* Exercise description
Extract all of the data and reproduce it precisely.

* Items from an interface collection
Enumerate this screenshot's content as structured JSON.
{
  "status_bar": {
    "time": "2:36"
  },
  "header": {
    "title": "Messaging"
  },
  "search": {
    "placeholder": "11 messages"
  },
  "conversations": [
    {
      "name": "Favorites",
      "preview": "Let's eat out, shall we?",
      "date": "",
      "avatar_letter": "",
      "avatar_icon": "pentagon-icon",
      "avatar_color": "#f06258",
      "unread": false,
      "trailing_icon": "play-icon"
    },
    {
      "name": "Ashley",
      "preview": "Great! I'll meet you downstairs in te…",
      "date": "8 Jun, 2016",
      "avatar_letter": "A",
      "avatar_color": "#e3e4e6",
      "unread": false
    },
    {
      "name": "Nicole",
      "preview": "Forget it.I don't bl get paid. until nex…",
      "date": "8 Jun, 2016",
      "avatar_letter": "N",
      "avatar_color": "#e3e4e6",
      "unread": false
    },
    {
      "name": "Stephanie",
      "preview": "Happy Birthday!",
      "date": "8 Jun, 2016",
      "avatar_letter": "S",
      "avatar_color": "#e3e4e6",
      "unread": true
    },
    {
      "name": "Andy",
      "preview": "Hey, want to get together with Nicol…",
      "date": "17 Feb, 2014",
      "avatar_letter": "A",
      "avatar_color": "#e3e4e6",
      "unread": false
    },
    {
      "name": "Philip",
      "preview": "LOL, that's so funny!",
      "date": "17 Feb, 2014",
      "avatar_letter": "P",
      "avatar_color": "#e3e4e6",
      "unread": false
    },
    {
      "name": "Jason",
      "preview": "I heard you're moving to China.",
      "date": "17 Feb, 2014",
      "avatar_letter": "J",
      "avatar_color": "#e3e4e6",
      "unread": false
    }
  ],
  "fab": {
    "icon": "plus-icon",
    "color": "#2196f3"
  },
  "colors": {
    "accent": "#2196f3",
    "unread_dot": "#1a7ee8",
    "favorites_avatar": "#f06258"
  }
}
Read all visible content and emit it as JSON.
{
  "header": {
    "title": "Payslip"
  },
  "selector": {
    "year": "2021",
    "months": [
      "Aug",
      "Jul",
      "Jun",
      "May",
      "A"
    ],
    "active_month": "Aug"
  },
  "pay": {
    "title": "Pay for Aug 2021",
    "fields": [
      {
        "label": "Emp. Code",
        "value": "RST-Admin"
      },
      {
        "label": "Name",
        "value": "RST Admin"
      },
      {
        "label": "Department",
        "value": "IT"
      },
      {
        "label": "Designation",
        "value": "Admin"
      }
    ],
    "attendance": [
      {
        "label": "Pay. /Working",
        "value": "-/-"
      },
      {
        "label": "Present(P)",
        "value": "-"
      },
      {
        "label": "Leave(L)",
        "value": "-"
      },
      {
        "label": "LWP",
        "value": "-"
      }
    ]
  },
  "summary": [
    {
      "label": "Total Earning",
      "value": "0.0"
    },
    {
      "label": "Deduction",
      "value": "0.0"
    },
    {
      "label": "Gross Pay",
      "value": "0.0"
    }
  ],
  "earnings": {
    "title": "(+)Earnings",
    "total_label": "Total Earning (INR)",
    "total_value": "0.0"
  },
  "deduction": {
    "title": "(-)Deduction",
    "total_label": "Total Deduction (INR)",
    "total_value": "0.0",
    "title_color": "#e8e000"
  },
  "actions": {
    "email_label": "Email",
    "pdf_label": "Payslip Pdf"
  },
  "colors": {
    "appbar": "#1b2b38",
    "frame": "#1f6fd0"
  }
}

* Exercise response
Enumerate this screenshot's content as structured JSON.
{
  "status_bar": {
    "time": "2:36"
  },
  "header": {
    "title": "Messaging"
  },
  "search": {
    "placeholder": "11 messages"
  },
  "conversations": [
    {
      "name": "Favorites",
      "preview": "Let's eat out, shall we?",
      "date": "",
      "avatar_letter": "",
      "avatar_icon": "pentagon-icon",
      "avatar_color": "#f06258",
      "unread": false,
      "trailing_icon": "play-icon"
    },
    {
      "name": "Ashley",
      "preview": "Great! I'll meet you downstairs in te…",
      "date": "8 Jun, 2016",
      "avatar_letter": "A",
      "avatar_color": "#e3e4e6",
      "unread": false
    },
    {
      "name": "Nicole",
      "preview": "Forget it.I don't bl get paid. until nex…",
      "date": "8 Jun, 2016",
      "avatar_letter": "N",
      "avatar_color": "#e3e4e6",
      "unread": false
    },
    {
      "name": "Stephanie",
      "preview": "Happy Birthday!",
      "date": "8 Jun, 2016",
      "avatar_letter": "S",
      "avatar_color": "#e3e4e6",
      "unread": true
    },
    {
      "name": "Andy",
      "preview": "Hey, want to get together with Nicol…",
      "date": "17 Feb, 2014",
      "avatar_letter": "A",
      "avatar_color": "#e3e4e6",
      "unread": false
    },
    {
      "name": "Philip",
      "preview": "LOL, that's so funny!",
      "date": "17 Feb, 2014",
      "avatar_letter": "P",
      "avatar_color": "#e3e4e6",
      "unread": false
    },
    {
      "name": "Jason",
      "preview": "I heard you're moving to China.",
      "date": "17 Feb, 2014",
      "avatar_letter": "J",
      "avatar_color": "#e3e4e6",
      "unread": false
    }
  ],
  "fab": {
    "icon": "plus-icon",
    "color": "#2196f3"
  },
  "colors": {
    "accent": "#2196f3",
    "unread_dot": "#1a7ee8",
    "favorites_avatar": "#f06258"
  }
}
Read all visible content and emit it as JSON.
{
  "header": {
    "title": "Payslip"
  },
  "selector": {
    "year": "2021",
    "months": [
      "Aug",
      "Jul",
      "Jun",
      "May",
      "A"
    ],
    "active_month": "Aug"
  },
  "pay": {
    "title": "Pay for Aug 2021",
    "fields": [
      {
        "label": "Emp. Code",
        "value": "RST-Admin"
      },
      {
        "label": "Name",
        "value": "RST Admin"
      },
      {
        "label": "Department",
        "value": "IT"
      },
      {
        "label": "Designation",
        "value": "Admin"
      }
    ],
    "attendance": [
      {
        "label": "Pay. /Working",
        "value": "-/-"
      },
      {
        "label": "Present(P)",
        "value": "-"
      },
      {
        "label": "Leave(L)",
        "value": "-"
      },
      {
        "label": "LWP",
        "value": "-"
      }
    ]
  },
  "summary": [
    {
      "label": "Total Earning",
      "value": "0.0"
    },
    {
      "label": "Deduction",
      "value": "0.0"
    },
    {
      "label": "Gross Pay",
      "value": "0.0"
    }
  ],
  "earnings": {
    "title": "(+)Earnings",
    "total_label": "Total Earning (INR)",
    "total_value": "0.0"
  },
  "deduction": {
    "title": "(-)Deduction",
    "total_label": "Total Deduction (INR)",
    "total_value": "0.0",
    "title_color": "#e8e000"
  },
  "actions": {
    "email_label": "Email",
    "pdf_label": "Payslip Pdf"
  },
  "colors": {
    "appbar": "#1b2b38",
    "frame": "#1f6fd0"
  }
}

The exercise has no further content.